Word for word, copy every line of the data.

Data about app and page elements:
▬▬▬
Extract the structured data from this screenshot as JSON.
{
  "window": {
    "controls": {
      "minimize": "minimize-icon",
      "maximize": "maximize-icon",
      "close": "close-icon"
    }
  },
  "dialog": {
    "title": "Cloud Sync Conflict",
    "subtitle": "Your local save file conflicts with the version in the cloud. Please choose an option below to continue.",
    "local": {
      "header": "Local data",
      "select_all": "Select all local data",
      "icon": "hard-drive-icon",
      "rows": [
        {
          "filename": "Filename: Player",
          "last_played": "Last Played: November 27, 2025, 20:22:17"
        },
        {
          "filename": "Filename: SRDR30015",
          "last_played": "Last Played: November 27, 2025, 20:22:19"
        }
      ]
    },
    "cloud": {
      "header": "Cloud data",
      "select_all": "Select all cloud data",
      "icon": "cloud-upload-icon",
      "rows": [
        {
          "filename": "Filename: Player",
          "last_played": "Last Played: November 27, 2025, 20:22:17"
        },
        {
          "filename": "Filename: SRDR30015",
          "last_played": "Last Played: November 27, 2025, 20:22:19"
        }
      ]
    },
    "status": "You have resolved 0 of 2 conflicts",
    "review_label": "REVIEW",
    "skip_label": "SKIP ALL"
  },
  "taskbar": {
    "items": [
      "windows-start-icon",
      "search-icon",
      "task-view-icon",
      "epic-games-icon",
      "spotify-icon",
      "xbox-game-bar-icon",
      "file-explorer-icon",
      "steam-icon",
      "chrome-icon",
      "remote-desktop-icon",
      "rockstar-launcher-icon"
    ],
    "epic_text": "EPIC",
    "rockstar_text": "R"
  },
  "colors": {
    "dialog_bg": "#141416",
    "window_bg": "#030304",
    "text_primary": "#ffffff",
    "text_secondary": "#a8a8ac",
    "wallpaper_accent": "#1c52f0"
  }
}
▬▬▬
Exercise solution.
Extract the structured data from this screenshot as JSON.
{
  "window": {
    "controls": {
      "minimize": "minimize-icon",
      "maximize": "maximize-icon",
      "close": "close-icon"
    }
  },
  "dialog": {
    "title": "Cloud Sync Conflict",
    "subtitle": "Your local save file conflicts with the version in the cloud. Please choose an option below to continue.",
    "local": {
      "header": "Local data",
      "select_all": "Select all local data",
      "icon": "hard-drive-icon",
      "rows": [
        {
          "filename": "Filename: Player",
          "last_played": "Last Played: November 27, 2025, 20:22:17"
        },
        {
          "filename": "Filename: SRDR30015",
          "last_played": "Last Played: November 27, 2025, 20:22:19"
        }
      ]
    },
    "cloud": {
      "header": "Cloud data",
      "select_all": "Select all cloud data",
      "icon": "cloud-upload-icon",
      "rows": [
        {
          "filename": "Filename: Player",
          "last_played": "Last Played: November 27, 2025, 20:22:17"
        },
        {
          "filename": "Filename: SRDR30015",
          "last_played": "Last Played: November 27, 2025, 20:22:19"
        }
      ]
    },
    "status": "You have resolved 0 of 2 conflicts",
    "review_label": "REVIEW",
    "skip_label": "SKIP ALL"
  },
  "taskbar": {
    "items": [
      "windows-start-icon",
      "search-icon",
      "task-view-icon",
      "epic-games-icon",
      "spotify-icon",
      "xbox-game-bar-icon",
      "file-explorer-icon",
      "steam-icon",
      "chrome-icon",
      "remote-desktop-icon",
      "rockstar-launcher-icon"
    ],
    "epic_text": "EPIC",
    "rockstar_text": "R"
  },
  "colors": {
    "dialog_bg": "#141416",
    "window_bg": "#030304",
    "text_primary": "#ffffff",
    "text_secondary": "#a8a8ac",
    "wallpaper_accent": "#1c52f0"
  }
}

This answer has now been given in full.